Another thing that I’ve learned is that although I need time alone, not all interactions affect my energy in the same way. While many social interactions leave me feeling depleted, there are some that have the opposite effect. In her wonderful book, The Introvert’s Way, Sophia Dembling discusses this with Cognitive scientist Jennifer Grimes.
Grimes says that the real issue is not how much energy we put in a situation, but whether we get an adequate return on this energy investment.
She says, “There are people who like to invest a lot of energy and get a lot back. Some people don’t want to invest a lot and don’t expect a lot back. The people who are deemed the extroverts in pop literature, the people who are social butterflies, what they get back on an interpersonal level is sufficient for them.”
As introverts, we need to be aware of this. While small talk is draining for us, meaningful conversations are energizing. They require us to expend energy, but they also give us energy back.
Haven’t we all talked for hours about something we are passionate about, and been at a loss about what to say when we are talking politely with an acquaintance?
The Rhythms of Social Conversation
As an introvert, social conversations can be a challenge for me. I didn’t realize earlier that one of the reasons for this is the difference in the rhythms of how introverts and extroverts communicate.
When we are asked a question, introverts usually pause to think about it before replying. We need this space to formulate our answers. This is different from extroverts, who formulate their answers while talking.
Because of this difference, when we are silent, extroverts can perceive this as meaning that we have nothing to say and rush in with their own thoughts. And while they are talking, we can’t think. This dynamic renders introverts mute.
For me, understanding this has been extremely important. Instead of getting frustrated that I didn’t get a chance to speak, I’ve started responding differently. By showing the other person that I am still thinking by providing visual cues (like furrowing my brows), I hold my ground better in a conversation.
I’ve also started letting myself interrupt the other person. And in the case of those people who are extreme talkers, I’ve understood that it’s okay to disengage and simply walk away. By doing these things, I’ve created more space and freedom in my interactions.
While understanding this basic difference between extroverts and introverts is important, we also need to be aware of the mistakes we can inadvertently make in social situations. One of these is being too quiet in a new group setting. Introverts don’t realize that it is the silent person in the group who gains more and more power as the conversation goes on.
Elaine Aron talks about this dynamic in her wonderful book The Highly Sensitive Person. She says that if we remain silent in a new group, other people can be left wondering if we are judging them, unhappy about being part of the group, or even thinking of leaving the group. As a defence mechanism, the group might reject us before we have a chance to reject them.
So, in a new group, it becomes extremely important for introverts to communicate what they are thinking, even if it is just to say that we are happy to listen and will speak up when we have something to say.
The Focus on all That’s Right with Us
As introverts, most of us have heard messages about all the things that are wrong with us. We are too intense, too solitary, not fun enough.
What’s wrong with thinking deeply?
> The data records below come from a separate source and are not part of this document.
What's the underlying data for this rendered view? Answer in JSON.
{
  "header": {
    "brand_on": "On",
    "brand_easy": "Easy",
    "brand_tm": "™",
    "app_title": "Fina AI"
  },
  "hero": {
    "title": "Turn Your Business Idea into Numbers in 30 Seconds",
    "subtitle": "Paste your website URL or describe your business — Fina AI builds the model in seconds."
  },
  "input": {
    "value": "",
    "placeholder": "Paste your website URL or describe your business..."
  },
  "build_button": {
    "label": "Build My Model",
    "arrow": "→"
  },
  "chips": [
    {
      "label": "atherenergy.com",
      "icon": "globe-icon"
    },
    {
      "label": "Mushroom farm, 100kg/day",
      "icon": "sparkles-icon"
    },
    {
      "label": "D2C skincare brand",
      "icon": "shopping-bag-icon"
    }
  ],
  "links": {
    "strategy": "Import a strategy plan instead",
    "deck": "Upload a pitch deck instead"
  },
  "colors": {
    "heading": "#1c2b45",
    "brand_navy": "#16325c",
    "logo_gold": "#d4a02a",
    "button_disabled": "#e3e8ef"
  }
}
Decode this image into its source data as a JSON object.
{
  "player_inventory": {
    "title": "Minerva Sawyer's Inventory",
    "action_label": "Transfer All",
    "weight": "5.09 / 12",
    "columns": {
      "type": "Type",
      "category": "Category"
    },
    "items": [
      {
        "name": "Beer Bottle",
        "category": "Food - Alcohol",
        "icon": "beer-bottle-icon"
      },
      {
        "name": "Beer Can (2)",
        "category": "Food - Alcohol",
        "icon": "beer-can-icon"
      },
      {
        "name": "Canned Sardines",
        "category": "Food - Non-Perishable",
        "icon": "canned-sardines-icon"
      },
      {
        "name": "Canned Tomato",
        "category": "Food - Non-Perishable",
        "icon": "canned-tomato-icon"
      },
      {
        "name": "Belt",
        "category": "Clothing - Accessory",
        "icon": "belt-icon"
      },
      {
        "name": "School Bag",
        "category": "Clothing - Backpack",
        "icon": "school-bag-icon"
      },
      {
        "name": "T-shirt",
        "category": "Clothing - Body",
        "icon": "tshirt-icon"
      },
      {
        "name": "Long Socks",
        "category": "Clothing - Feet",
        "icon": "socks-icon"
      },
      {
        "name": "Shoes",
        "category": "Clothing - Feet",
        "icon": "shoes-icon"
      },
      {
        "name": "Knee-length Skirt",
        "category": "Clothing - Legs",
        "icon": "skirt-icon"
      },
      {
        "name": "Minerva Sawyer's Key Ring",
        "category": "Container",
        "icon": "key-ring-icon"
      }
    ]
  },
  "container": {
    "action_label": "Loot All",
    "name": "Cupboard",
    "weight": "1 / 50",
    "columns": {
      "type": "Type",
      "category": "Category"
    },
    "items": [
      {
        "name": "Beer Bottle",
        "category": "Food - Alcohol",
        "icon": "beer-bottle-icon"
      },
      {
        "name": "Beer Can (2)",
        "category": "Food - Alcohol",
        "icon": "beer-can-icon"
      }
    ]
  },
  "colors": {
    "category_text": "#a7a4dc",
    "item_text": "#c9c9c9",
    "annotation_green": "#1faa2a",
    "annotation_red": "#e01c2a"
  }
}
What’s wrong with solitude? What’s wrong with enjoying one-on-one conversations instead of a big party? And fun according to whom?
Once we give ourselves permission to ask these questions, we can also start seeing our own strengths more clearly. What the culture considers an aberration is what makes the best part of us.
Thinking deeply gives us new insights. It helps us see new relationships between things. The solitude we love is also the springboard for our creativity. It gives us the chance to imagine and re-imagine our world.
Aren’t these all amazing things?
As introverts, connecting with our essence is what will help us actualize our talents. Not acting like an extrovert. I am sure it’s great to be a hare, but not if you are a tortoise.